Caterpillar Inc and Navistar International Corp are in talks with Anhui Jianghuai Automobile Co to set up a truck venture in the country, a source familiar with the matter said on Friday.
"The parties have basically agreed on the framework for a 50-50 venture to make heavy trucks and engines, but have yet to iron out the details," the source said.
A Jianghuai spokesman declined to comment, while Caterpillar and Navistar executives could not be reached.
Analysts said the JV, to be hopefully concluded before the end of the year, will give the US industrial giants a chance to tap the potential of China's heavy truck segment, which is getting a lift from Beijing's economic stimulus package.
Unlike General Motors and Volkswagen, which have long become household names in China, foreign truck giants have made little headway over the years as their upscale models are too expensive for local trucking service operators.
"Foreign truck makers face a much bigger challenge in China comparatively because an Audi is a status symbol, while a Volvo truck can only push up trucking firms operating cost," said Chen Qiaoning, an industry analyst with ABN AMRO TEDA Fund Management.
The availability of locally made trucks, priced at one-third or less than imported models and considered more suitable for bumpy roads in land-locked inland China, were also cited as major hurdles.
But there have been some early signs that foreign truck makers are staging a comeback with some landmark deals unveiled this year, including MAN's $787-million deal to take 25 percent of Sinotruk and Daimler AG's tie-up with Beiqi Foton Motor Co.
Though local brands made by Dongfeng Motor Group, FAW Group may continue to dominate China's truck market, demand for upscale trucks is expected to pick up over the years as Beijing raises vehicle emission standards further.

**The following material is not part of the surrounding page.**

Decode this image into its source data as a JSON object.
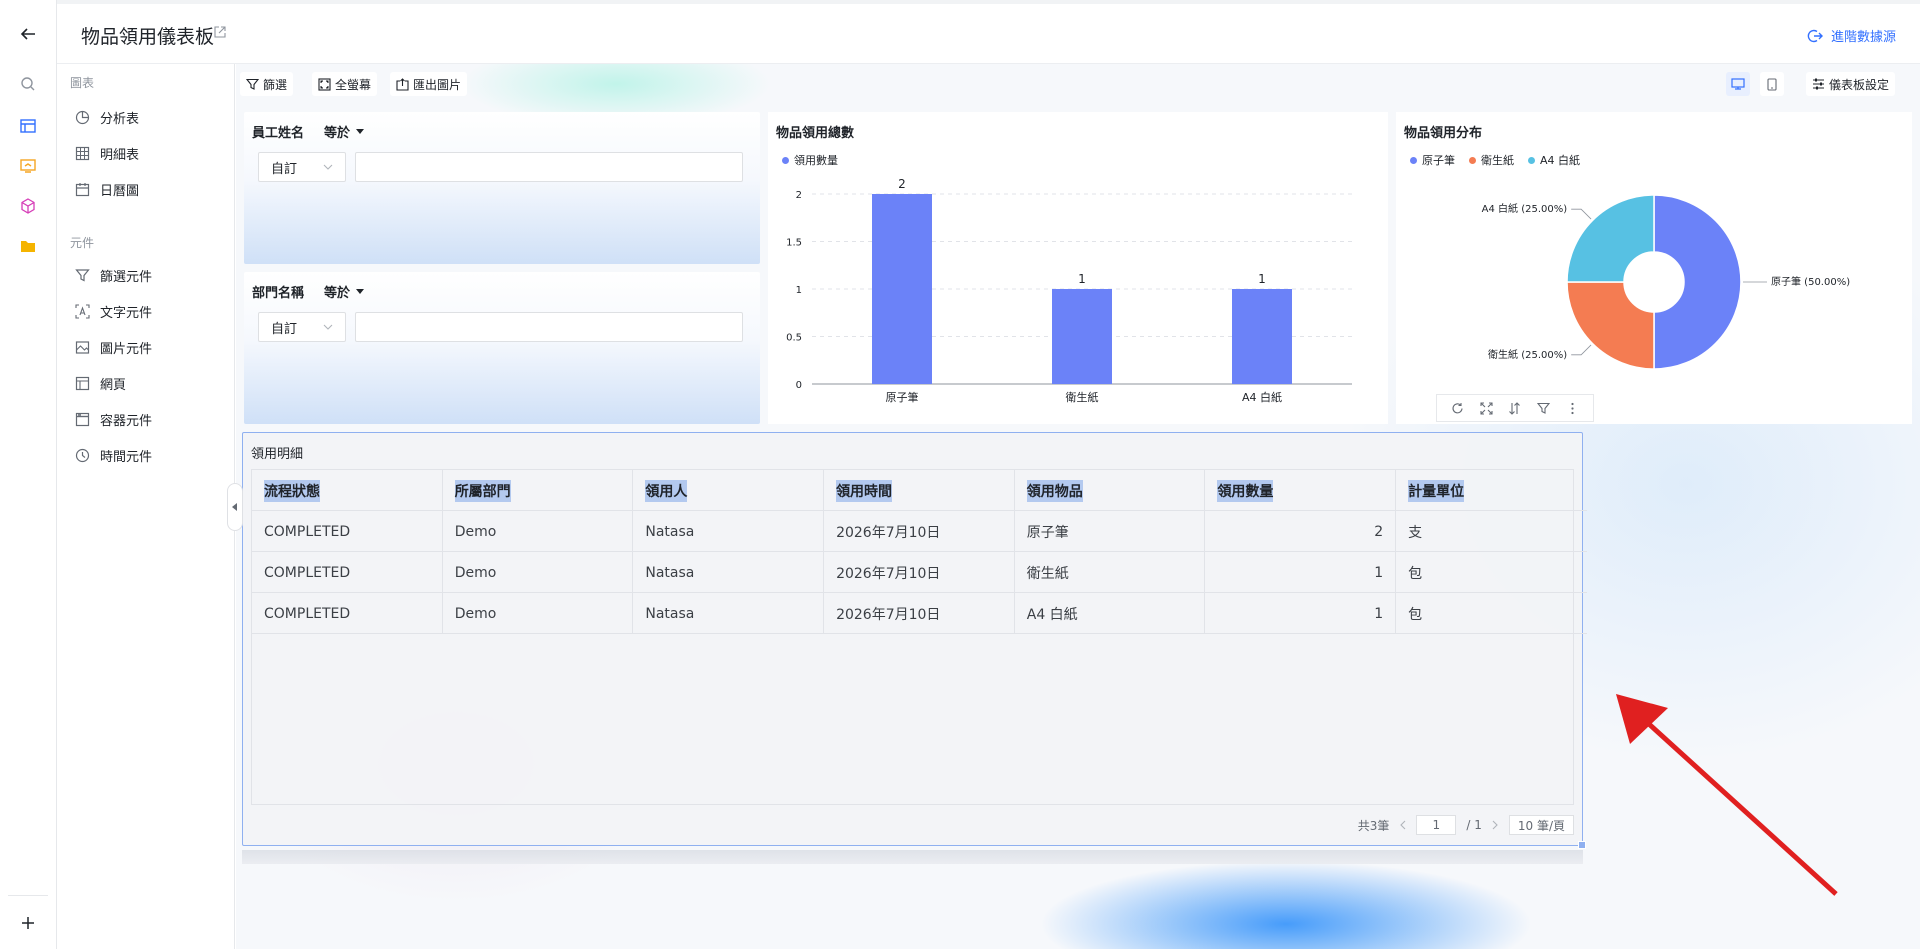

Heavy truck sales in China rose 11.75 percent to 541,256 units in 2008, more than double the level in 2003, according to data provided by Nomura Securities.